* WHAT YOU NEED TO DO:
Count how many lines of the data below contain the string "name"; the reply should be that number alone.

* RECORDS TO PROCESS:
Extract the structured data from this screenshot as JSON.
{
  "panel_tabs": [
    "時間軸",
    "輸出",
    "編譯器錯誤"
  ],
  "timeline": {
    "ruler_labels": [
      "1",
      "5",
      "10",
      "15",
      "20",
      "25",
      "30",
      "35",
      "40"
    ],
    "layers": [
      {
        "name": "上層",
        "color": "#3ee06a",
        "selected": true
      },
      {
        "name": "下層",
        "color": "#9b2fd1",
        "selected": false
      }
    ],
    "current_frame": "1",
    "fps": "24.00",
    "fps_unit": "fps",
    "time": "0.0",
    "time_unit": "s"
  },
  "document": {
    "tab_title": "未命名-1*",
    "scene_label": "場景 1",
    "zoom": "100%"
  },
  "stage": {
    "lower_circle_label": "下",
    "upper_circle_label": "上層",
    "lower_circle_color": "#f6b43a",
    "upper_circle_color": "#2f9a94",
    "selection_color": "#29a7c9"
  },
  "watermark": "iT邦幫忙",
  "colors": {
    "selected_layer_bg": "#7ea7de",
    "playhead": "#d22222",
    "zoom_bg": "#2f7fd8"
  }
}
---
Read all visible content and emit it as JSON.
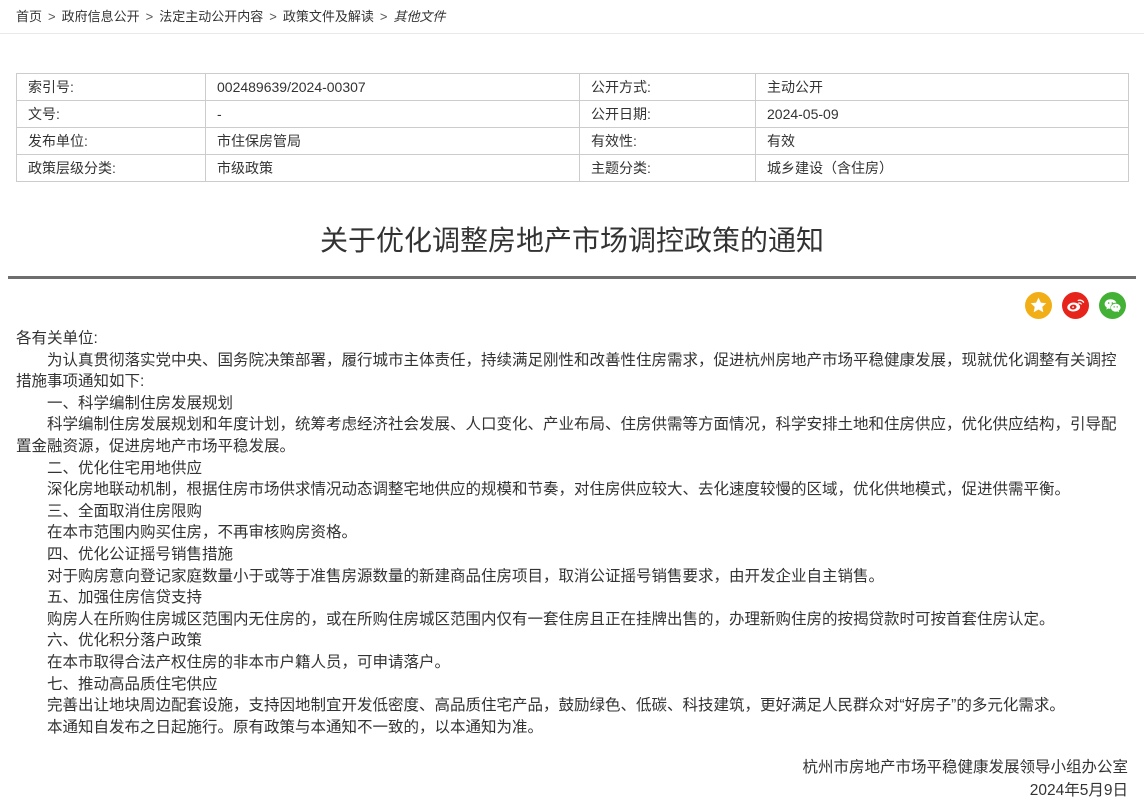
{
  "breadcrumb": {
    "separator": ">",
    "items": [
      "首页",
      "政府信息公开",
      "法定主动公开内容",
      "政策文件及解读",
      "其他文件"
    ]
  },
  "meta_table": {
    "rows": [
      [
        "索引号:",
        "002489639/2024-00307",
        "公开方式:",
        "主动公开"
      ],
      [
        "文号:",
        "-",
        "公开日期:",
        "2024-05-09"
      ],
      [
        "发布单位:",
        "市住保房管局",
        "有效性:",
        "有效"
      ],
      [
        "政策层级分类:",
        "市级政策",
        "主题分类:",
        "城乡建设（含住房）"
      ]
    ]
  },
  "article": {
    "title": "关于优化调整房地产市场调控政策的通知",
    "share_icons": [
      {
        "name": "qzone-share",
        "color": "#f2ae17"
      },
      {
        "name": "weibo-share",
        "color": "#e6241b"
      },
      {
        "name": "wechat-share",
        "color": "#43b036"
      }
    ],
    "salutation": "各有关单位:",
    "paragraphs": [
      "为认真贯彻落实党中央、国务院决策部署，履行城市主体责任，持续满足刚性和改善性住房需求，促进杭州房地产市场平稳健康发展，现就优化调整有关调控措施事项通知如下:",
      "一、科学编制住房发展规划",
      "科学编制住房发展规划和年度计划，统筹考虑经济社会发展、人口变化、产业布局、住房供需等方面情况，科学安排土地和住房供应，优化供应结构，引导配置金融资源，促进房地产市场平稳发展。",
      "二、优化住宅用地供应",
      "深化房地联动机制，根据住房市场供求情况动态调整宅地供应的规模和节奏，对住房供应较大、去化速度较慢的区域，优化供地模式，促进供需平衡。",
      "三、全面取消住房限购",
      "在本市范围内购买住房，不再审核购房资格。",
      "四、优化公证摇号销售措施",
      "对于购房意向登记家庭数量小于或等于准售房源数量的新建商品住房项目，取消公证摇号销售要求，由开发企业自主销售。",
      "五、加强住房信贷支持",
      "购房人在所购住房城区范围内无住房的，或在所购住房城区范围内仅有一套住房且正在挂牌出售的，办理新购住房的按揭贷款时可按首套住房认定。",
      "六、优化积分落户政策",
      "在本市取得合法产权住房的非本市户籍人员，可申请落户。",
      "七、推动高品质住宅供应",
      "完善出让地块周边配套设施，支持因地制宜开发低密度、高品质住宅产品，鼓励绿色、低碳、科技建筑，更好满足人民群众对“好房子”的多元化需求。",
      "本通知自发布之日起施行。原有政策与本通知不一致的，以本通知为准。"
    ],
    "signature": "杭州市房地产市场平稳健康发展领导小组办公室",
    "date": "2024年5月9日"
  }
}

* YOUR SOLUTION:
5